WHAT IS NEEDED
Return every record below exactly as given.

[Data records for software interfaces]
************

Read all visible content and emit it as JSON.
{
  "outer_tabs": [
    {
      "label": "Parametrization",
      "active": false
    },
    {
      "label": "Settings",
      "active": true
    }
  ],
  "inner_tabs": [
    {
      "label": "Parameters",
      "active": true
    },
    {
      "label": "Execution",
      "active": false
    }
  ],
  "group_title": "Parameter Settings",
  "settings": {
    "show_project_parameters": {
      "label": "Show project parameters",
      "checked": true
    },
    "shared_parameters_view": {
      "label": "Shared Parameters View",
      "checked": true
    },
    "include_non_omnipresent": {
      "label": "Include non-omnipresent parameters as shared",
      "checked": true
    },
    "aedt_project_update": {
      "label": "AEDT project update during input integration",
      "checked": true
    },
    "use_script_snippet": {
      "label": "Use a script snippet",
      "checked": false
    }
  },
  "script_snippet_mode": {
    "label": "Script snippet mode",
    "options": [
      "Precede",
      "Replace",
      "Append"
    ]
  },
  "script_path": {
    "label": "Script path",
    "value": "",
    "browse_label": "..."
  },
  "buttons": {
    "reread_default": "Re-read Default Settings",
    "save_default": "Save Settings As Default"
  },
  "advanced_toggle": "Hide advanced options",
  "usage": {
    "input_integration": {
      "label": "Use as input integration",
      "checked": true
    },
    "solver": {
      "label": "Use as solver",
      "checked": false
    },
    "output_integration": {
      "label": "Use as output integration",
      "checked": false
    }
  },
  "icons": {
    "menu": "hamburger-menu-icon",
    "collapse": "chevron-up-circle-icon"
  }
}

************

SOLUTION TO THIS TASK
Read all visible content and emit it as JSON.
{
  "outer_tabs": [
    {
      "label": "Parametrization",
      "active": false
    },
    {
      "label": "Settings",
      "active": true
    }
  ],
  "inner_tabs": [
    {
      "label": "Parameters",
      "active": true
    },
    {
      "label": "Execution",
      "active": false
    }
  ],
  "group_title": "Parameter Settings",
  "settings": {
    "show_project_parameters": {
      "label": "Show project parameters",
      "checked": true
    },
    "shared_parameters_view": {
      "label": "Shared Parameters View",
      "checked": true
    },
    "include_non_omnipresent": {
      "label": "Include non-omnipresent parameters as shared",
      "checked": true
    },
    "aedt_project_update": {
      "label": "AEDT project update during input integration",
      "checked": true
    },
    "use_script_snippet": {
      "label": "Use a script snippet",
      "checked": false
    }
  },
  "script_snippet_mode": {
    "label": "Script snippet mode",
    "options": [
      "Precede",
      "Replace",
      "Append"
    ]
  },
  "script_path": {
    "label": "Script path",
    "value": "",
    "browse_label": "..."
  },
  "buttons": {
    "reread_default": "Re-read Default Settings",
    "save_default": "Save Settings As Default"
  },
  "advanced_toggle": "Hide advanced options",
  "usage": {
    "input_integration": {
      "label": "Use as input integration",
      "checked": true
    },
    "solver": {
      "label": "Use as solver",
      "checked": false
    },
    "output_integration": {
      "label": "Use as output integration",
      "checked": false
    }
  },
  "icons": {
    "menu": "hamburger-menu-icon",
    "collapse": "chevron-up-circle-icon"
  }
}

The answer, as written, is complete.